Earlier this week I attended a Social Media Aggregation meeting hosted by the American Marketing Association of Portland. The speaker was Keith Gerr and he covered topics that ranged from Twitter use to tools that can simplify the management of all your social media outlets. This was the second meeting/workshop I have been to on social media in the past month so I really feel like I am getting a hang of this stuff. (At least I think).
These days one can’t help but notice the astounding growth that has taken place in the social media arena. 5 years ago the market leader was MySpace. MySpace claimed to have been “A place for friends” but over the years they alienated their users with slow load speeds, accounts riddled with viruses and an extremely offensive, in your face advertising campaigns. That allowed for some of the barriers of entry to be taken down and in waltzed facebook. Today facebook is the #1 social media portal. They offer an easy to user interface, less offensive advertising and far fewer account viruses.
There are also other types of social media portals like yelp, merchant circle, Google business pages, city search, and more. With these types of portals more and more consumers are taking to the internet before they buy. This has completely changed the business world and it is my theory that it will continue to change the business world more and more.
Lets say five years from now when you are on vacation skiing over in Bend, Oregon, your car breaks down. All signs point to the alternator so you need to get it fixed before you can drive home. Where do you take the car? You are from out of town, have no idea what credible shops you can go to and are afraid of getting ripped off. Time to pull out the phone turn on your internet browser. You Google “auto repair, bend, or” and it pulls up a list of shops and their relative distance from you. Next to that list of shops are customer reviews and ratings. It is a complete aggregation of feeds ranging from twitter to merchant circle and Yelp. But you notice something strange… every shop has a customer rating of at least 4 stars out of 5. How can that be?

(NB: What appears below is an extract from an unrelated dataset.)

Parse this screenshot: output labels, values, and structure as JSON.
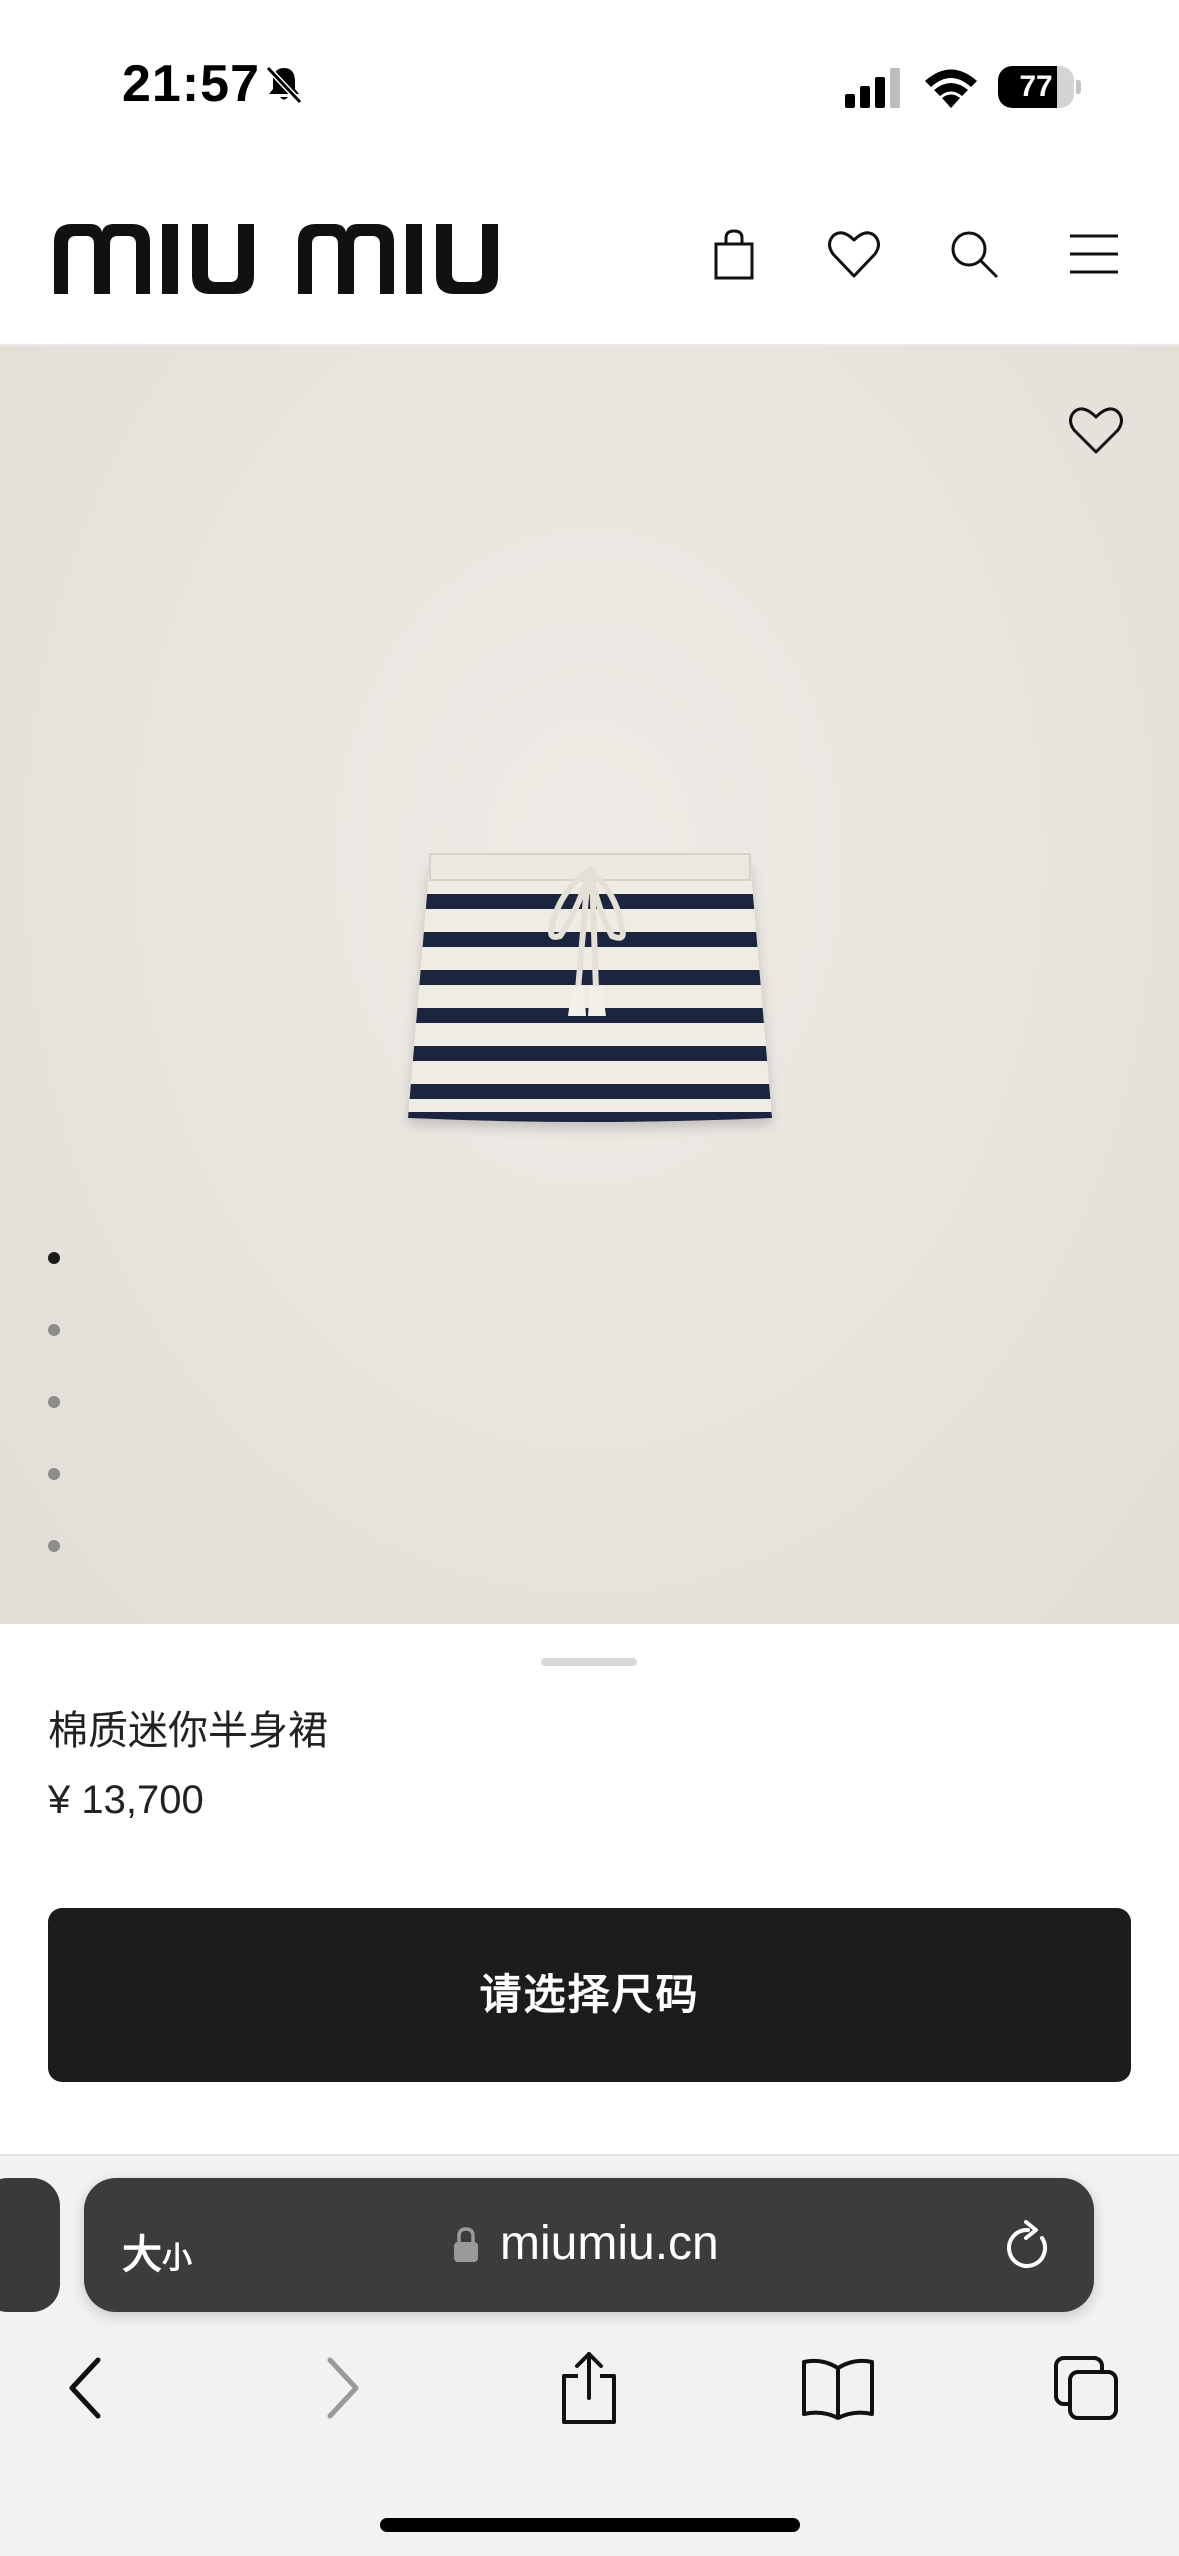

My theory is that in the very near future all business will be essentially self regulated by the consumer. The internet has leveled the playing field in the game of “un-knowledgeable consumer vs. Greedy and corrupt merchant”. When your car is broken down you will be able to turn to the internet for guidance.
So why are all the auto repair stores rated at least a 4 out of 5? That is because social media will force bad business either out of business or into a better business model. There will be two choices that businesses can make: Shape up or ship out. Once people become accustomed to the idea of researching a business before engaging in a relationship, there will no longer be bad business as evolution will have weeded out the weak in a strange form of survival of the fittest. The end result will be a safer environment for the consumer and a more even playing field for competing businesses. Everyone wins!
There is a catch though. As my old man pointed out, when I presented my theory to him, that people could simply create fake reviews under fake accounts to boost their ratings. I know this is currently a problem and is something Angie’s list attempts to address (though in my opinion it does not work). The difference in the future, though, is that these feeds will be aggregated by Google into a very easy to read summary right next to your search engine results. You will be looking at reviews from so many sources that it will be very difficult to manipulate these manually.
So as a business owner what can you take away from this? It is important that you understand just how powerful the internet can be. Like in the old days when a person’s reputation was so important, now your online reputation is important. Do a test right now and Google your business name and location. So, if you own a plumbing company you would search “Joe’s Plumbing, Portland, Oregon”. If you did this right it should pull up a listing of your business and include customer reviews. How many reviews do you have? Are they good or bad? What are people saying about your business? If you do not have any reviews this is both good and bad. It is good because you can start out with a clean slate. It is bad because it tells the consumer you are small time and not big enough for anyone to review your business. Ask some happy customers to go on and review your business.
What else can I do to stay on top in the Social Media world? You can start by creating a Twitter account, Facebook page, Yelp Page, Merchant Circle account and more. You can also search your business and find out what people are saying about you. Go to http://www.socialmention.com and do some research on your company and your competitors. Another great tool is Google News Alerts. Check out their site and setup a news alert for your business, your competitors and your industry. Every time your alert is mentioned online you will get an email alert from Google right into your inbox.
The biggest takeaway you should get from this is that the world is becoming smaller and smaller and it is important to always ask yourself how your actions are going to be viewed by your customers. Unfortunately an unhappy customer is much more dangerous nowadays than they were 20 years ago. With Social media customers now have a very powerful voice and can change the course of your business with the click of a mouse.